Sunday, February 28, 2010

1873 Map of Hudson

Here's the 1873 map that's been mentioned. It does not show the Greenport and Hudson Railroad--the one that went west to east through the South Bay from the river to the quarry--because it was not constructed until the next year--1874.

Since posting the previous map, which I dated c. 1850, I've learned that its exact date is 1854.


  1. Your final January post "How It Began," displays that fascinating picture of the railroad as it had recently been constructed across the South Bay. The date you provided was 1874. May I then conclude from today's post that the official name of that railway was the "Greenport and Hudson Railway"?

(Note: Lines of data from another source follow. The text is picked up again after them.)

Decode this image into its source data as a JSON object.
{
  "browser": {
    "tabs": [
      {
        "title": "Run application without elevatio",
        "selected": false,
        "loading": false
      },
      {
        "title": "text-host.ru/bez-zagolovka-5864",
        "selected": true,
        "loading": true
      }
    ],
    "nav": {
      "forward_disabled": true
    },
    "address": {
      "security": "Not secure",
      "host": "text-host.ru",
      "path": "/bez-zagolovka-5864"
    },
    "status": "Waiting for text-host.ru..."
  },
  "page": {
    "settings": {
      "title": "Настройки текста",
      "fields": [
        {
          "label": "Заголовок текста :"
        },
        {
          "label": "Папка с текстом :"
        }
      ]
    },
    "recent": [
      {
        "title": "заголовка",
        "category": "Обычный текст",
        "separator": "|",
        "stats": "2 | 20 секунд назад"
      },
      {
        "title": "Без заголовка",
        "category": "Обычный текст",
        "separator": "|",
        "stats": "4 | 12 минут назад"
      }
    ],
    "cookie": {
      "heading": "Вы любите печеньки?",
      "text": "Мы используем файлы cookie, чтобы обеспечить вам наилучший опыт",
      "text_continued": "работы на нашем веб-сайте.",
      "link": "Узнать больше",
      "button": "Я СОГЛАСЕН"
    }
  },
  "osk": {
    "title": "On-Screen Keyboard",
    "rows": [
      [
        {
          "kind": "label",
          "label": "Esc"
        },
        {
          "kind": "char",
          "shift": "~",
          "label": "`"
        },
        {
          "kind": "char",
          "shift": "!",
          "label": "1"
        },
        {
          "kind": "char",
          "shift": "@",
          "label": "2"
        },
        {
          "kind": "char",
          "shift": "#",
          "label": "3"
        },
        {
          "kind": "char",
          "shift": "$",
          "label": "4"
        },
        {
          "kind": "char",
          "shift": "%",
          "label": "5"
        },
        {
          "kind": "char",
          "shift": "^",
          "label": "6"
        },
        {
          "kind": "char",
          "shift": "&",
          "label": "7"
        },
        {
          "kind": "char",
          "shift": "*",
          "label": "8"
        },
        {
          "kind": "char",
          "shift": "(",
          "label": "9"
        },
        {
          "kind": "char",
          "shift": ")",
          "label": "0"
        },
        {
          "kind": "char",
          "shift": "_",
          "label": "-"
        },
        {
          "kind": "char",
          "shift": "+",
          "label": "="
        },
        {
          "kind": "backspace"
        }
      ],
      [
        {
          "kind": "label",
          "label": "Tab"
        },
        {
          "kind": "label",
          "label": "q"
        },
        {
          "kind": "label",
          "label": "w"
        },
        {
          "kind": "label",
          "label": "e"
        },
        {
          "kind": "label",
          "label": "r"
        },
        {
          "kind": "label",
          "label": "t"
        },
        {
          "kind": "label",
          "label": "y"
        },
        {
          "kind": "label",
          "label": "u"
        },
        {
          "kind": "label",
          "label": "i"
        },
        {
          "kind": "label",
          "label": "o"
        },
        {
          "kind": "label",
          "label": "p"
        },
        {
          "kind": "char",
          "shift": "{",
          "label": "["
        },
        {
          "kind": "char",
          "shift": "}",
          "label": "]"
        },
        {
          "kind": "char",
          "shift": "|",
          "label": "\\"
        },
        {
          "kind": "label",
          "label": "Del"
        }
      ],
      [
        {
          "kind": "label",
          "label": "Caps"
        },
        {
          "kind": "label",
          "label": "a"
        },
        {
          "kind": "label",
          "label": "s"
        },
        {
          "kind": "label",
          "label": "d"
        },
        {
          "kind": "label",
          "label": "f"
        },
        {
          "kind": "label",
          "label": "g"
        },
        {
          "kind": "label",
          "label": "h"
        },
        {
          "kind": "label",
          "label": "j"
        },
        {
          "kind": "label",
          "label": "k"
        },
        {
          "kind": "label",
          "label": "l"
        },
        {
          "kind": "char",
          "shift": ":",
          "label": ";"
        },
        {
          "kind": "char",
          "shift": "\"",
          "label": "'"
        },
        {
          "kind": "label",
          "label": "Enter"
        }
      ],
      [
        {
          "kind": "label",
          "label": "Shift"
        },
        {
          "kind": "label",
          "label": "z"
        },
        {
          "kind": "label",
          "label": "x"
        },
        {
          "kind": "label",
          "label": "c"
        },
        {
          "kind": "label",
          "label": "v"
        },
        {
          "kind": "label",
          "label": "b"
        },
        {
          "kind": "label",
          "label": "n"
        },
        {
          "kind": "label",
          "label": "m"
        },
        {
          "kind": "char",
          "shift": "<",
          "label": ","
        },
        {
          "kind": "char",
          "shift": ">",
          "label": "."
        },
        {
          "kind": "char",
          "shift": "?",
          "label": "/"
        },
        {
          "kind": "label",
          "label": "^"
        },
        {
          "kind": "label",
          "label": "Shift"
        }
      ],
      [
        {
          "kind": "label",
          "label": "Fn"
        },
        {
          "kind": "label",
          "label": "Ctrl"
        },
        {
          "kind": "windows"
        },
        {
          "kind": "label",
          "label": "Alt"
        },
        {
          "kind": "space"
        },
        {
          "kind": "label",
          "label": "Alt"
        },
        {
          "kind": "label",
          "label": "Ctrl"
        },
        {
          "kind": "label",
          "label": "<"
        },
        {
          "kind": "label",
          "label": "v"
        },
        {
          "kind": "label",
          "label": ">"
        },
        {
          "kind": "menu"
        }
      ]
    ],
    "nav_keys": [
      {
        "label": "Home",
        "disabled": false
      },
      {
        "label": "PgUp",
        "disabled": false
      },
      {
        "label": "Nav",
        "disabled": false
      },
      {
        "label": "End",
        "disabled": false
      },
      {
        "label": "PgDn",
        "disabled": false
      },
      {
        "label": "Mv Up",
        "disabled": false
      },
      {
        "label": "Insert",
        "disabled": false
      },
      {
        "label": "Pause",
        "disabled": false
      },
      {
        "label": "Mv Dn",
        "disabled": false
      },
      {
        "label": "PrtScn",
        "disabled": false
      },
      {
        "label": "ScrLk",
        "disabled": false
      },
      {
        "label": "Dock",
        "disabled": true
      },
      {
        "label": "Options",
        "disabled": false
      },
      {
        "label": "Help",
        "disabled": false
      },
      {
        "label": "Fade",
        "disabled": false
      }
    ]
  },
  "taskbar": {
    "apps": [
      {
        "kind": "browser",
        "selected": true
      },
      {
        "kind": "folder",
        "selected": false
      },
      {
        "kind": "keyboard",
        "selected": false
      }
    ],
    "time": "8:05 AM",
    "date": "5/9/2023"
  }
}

    Also, I saw something in my readings about the great financial "panic" of 1873, when many railroads went belly-up. It's interesting that someone here (Atlas Cement?) continued through the panic to complete one the following year.

    T. O'Connor

  2. The picture that I published with the January post "How It Began" shows, according to my reliable sources, the Hudson and Berkshire Railroad, the first one to make its way across the South Bay.

    Cement manufacturing did not come to Hudson until the early 20th century--1904-1905. The company that built the Greenport and Hudson Railroad was the New York Coral and Shell Marble Company.

  3. South Bay is now looking like a major land fill compared to its original design.

  4. Yikes! I confused my own posts! The photograph that accompanies "How It Began" does indeed show the Greenport and Hudson Railroad constructed in 1874. What I was thinking of when I responded before was the engraving of the train chugging along over the water which accompanied an earlier post. That was an image of the Hudson and Berkshire Railroad which was built in 1838.

    My apologies!